Stroll the paths into yesteryear and slow down — what would it be like to live here, we wondered. In fact, we learned that some locals have never left — afraid to experience cars, noise and big city life.

As our magical day in Mexcaltita­n drew to a close, we embarked onto the little boat alongside some 25 great white pelicans. It was a day like no other we’ve ever had.

For our time of sun and surf, we headed back to Riviera Nayarit. We chose picturesqu­e San Pancho ( formally called San Francisco), where we stayed at the lovely Cielo Rojo boutique hotel, perfectly decorated with Mexican folk art. In San Pancho, we visited the fabulous Entreamigo­s Community Center — a utopia- like non- profit establishe­d and run by a former California­n. It is well worth an hour of your time.

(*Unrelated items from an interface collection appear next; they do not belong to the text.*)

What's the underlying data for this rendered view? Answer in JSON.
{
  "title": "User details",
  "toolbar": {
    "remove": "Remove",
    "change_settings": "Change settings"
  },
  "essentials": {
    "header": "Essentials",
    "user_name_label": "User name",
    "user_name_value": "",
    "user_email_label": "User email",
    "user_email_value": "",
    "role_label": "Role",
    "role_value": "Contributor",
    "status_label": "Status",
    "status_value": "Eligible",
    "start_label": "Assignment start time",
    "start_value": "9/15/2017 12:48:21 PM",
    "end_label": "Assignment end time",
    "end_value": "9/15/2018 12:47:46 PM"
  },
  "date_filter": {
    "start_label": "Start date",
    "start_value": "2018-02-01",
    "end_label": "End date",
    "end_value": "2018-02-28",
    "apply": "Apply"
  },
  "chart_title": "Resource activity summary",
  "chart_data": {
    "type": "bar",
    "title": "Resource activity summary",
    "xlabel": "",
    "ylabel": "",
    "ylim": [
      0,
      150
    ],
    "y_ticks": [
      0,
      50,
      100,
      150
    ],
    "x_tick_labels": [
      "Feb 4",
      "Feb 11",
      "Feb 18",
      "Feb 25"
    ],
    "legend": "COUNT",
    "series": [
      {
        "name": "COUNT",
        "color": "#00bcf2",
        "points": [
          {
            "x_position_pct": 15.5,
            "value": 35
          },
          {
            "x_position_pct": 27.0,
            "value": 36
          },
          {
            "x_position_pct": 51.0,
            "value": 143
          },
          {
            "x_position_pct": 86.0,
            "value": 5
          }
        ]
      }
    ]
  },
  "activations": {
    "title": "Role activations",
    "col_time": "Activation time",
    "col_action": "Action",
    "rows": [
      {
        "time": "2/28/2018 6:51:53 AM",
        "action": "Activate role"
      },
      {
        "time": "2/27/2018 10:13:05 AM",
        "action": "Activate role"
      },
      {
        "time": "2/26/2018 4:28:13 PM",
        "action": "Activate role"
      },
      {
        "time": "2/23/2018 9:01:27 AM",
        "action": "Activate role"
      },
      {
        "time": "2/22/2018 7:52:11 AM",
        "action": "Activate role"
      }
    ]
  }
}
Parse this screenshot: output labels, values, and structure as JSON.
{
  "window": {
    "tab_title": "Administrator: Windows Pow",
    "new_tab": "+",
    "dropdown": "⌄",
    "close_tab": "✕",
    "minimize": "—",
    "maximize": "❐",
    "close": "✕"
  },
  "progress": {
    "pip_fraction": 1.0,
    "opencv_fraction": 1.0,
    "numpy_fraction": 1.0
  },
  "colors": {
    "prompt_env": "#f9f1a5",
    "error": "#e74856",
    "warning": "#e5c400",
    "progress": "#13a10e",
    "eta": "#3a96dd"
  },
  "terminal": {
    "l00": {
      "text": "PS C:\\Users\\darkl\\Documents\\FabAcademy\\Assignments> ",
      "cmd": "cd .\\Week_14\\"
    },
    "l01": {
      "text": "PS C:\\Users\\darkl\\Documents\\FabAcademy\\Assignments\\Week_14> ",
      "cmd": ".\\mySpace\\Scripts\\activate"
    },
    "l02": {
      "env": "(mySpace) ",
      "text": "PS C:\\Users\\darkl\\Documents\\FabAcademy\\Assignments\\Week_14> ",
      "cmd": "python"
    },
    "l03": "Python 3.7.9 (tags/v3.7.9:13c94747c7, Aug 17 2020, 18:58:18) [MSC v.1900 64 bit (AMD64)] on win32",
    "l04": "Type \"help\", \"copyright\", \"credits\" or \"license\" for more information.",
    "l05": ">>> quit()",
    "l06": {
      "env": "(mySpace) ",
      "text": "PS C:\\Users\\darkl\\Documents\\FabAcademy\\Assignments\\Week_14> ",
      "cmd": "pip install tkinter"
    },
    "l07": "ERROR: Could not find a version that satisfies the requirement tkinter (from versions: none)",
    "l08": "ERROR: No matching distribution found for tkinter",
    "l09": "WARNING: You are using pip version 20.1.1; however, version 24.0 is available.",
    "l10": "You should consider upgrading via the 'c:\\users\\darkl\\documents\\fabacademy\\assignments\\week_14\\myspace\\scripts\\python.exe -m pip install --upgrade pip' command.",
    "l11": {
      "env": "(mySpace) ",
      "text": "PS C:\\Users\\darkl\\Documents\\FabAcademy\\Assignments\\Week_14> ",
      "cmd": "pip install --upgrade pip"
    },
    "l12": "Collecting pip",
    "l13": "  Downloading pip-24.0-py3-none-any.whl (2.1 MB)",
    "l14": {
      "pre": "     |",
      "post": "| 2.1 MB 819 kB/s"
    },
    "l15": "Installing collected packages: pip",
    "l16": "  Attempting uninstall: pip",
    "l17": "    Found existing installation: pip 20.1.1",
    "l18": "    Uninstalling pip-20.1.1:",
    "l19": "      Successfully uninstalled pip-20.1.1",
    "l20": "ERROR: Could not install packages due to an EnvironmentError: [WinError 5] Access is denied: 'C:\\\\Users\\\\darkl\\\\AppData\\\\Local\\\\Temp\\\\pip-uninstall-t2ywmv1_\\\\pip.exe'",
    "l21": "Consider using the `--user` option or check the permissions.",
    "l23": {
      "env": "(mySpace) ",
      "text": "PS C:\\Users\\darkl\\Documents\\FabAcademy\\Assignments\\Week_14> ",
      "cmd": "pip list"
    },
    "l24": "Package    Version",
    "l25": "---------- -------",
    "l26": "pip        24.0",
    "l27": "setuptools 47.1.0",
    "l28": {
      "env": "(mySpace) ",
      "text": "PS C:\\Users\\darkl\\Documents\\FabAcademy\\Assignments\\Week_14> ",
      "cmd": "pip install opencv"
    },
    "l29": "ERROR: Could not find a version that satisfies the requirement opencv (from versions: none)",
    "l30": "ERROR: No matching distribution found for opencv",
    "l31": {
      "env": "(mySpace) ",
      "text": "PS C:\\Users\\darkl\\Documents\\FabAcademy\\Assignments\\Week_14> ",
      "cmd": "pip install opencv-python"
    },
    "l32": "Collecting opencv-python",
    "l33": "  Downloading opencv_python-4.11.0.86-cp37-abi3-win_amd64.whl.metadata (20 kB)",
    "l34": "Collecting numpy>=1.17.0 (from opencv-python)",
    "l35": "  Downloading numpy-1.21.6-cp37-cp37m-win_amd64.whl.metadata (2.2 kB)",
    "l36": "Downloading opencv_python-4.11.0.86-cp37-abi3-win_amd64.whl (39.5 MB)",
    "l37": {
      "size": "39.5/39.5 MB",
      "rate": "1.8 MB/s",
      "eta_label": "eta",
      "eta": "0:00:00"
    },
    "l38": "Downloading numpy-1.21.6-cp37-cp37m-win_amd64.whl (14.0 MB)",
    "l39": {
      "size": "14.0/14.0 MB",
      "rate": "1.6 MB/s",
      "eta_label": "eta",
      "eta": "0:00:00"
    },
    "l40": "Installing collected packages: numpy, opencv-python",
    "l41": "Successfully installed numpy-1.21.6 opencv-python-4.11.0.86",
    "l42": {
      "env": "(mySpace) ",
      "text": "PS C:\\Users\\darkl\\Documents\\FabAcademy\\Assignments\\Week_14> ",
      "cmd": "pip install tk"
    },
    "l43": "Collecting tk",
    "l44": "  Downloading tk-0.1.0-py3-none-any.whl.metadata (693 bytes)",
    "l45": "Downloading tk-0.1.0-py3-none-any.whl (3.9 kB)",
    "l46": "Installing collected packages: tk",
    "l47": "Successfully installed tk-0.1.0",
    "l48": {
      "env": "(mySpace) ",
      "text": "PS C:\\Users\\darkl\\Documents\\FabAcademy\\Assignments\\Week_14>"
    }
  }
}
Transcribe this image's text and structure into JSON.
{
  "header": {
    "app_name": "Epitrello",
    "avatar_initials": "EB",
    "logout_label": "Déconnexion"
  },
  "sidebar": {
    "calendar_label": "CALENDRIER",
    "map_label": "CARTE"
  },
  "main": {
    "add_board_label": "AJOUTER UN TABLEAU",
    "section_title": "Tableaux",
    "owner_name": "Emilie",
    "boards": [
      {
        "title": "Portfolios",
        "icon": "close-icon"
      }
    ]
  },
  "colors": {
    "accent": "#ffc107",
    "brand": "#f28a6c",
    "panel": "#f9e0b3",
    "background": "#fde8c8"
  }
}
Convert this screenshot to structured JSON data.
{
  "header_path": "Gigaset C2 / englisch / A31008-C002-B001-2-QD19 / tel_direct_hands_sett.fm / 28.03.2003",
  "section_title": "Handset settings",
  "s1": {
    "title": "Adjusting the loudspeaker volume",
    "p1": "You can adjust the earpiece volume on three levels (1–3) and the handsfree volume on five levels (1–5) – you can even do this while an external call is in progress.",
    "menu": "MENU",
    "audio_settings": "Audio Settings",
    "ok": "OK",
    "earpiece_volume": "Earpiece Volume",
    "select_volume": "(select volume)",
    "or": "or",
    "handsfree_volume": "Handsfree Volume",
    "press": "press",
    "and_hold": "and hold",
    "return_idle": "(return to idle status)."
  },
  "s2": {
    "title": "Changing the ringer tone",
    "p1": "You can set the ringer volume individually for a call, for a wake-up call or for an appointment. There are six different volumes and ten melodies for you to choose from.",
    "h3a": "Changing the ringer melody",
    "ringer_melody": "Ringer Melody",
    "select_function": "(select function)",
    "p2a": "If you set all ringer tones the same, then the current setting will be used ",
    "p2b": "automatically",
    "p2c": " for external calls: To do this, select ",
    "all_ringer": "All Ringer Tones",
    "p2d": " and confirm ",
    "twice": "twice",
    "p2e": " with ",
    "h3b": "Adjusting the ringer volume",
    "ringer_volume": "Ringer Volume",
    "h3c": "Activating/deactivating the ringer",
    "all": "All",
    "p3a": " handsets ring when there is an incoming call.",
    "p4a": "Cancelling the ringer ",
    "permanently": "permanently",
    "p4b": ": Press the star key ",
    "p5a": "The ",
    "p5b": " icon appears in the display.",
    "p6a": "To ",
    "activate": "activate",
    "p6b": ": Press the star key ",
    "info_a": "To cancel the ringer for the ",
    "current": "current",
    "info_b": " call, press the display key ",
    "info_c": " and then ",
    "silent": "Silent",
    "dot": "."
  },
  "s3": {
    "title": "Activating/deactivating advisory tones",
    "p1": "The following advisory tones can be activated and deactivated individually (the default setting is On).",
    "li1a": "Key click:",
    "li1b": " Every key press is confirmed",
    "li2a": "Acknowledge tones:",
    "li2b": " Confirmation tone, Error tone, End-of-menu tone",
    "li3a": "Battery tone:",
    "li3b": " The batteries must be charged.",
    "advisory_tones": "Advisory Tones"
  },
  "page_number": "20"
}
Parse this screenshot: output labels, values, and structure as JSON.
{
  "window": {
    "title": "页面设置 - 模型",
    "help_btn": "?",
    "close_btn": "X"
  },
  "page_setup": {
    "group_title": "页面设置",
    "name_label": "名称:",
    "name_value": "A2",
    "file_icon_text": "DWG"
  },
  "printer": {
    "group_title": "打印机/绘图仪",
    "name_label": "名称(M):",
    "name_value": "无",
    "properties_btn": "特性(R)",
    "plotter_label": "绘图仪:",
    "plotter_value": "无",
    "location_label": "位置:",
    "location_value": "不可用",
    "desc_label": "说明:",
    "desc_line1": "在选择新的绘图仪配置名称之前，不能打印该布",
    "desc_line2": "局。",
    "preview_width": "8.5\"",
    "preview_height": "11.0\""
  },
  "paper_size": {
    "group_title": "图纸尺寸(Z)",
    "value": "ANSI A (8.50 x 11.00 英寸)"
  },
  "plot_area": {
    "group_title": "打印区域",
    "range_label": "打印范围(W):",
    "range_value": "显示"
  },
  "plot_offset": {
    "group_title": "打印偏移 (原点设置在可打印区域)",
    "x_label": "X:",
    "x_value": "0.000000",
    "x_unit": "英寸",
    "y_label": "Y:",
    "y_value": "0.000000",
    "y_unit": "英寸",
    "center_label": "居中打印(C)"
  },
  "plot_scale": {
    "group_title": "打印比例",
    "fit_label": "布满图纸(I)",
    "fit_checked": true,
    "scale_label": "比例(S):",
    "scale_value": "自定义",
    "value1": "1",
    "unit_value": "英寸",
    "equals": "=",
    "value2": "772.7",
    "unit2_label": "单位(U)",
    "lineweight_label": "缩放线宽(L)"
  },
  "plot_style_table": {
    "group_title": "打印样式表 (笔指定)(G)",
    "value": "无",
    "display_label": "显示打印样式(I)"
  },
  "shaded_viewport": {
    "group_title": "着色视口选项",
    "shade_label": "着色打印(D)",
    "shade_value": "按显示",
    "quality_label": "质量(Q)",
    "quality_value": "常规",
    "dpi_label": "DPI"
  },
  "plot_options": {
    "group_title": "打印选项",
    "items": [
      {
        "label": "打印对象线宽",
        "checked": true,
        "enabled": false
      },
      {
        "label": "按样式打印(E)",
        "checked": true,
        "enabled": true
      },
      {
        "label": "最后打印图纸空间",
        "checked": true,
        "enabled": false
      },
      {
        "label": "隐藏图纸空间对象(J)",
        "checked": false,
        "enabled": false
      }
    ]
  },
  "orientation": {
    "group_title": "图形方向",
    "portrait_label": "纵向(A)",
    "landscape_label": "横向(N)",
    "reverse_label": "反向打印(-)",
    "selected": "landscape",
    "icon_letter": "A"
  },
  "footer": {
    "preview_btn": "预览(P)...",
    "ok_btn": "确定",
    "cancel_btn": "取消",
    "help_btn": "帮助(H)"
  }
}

Moving on to Bucerias, we stayed in an outstandin­g ecopropert­y. Los Arroyos Verdes is a botanical garden built around 36 private casitas, a restored Airstream trailer and small RV, with 26 staffers attending to the organic chef’s garden, nursery, authentic Temazcal sweat lodge, maintenanc­e, activities ( yoga, tai chi, salsa dancing, etc.). We explored the surroundin­g countrysid­e on the cute vintage bicycles, and swam in the huge azure swimming pool.

Knowing Nayarit is a joy, one that takes much more than one trip there — this gloriously beautiful, lush, authentica­lly Mexican destinatio­n will happily fill your minds, hearts and stomachs.

 ?? MARK RUSH ?? Visitors can enjoy the beach in San Blas and explore the nearby mangroves and hilly rainforest where a multitude of birds, both local and migratory, fill the air with song.
MARK RUSH Visitors can enjoy the beach in San Blas and explore the nearby mangroves and hilly rainforest where a multitude of birds, both local and migratory, fill the air with song.
 ??  ?? A doorway beckons in pedestrian- only Mexcaltita­n, while above left, pelicans swim in the estuary surroundin­g Mexcaltita­n.
A doorway beckons in pedestrian- only Mexcaltita­n, while above left, pelicans swim in the estuary surroundin­g Mexcaltita­n.
 ??  ??
 ?? PHOTOS: MARK RUSH ?? Clockwise from top left: Nayarit is an area of remote Indian villages and enormous lagoons; the cathedral in Tepic lights up the night; the La Tovara wildlife refuge is home to many rare creatures.
PHOTOS: MARK RUSH Clockwise from top left: Nayarit is an area of remote Indian villages and enormous lagoons; the cathedral in Tepic lights up the night; the La Tovara wildlife refuge is home to many rare creatures.
 ??  ??
 ??  ??

Newspapers in English

Newspapers from Canada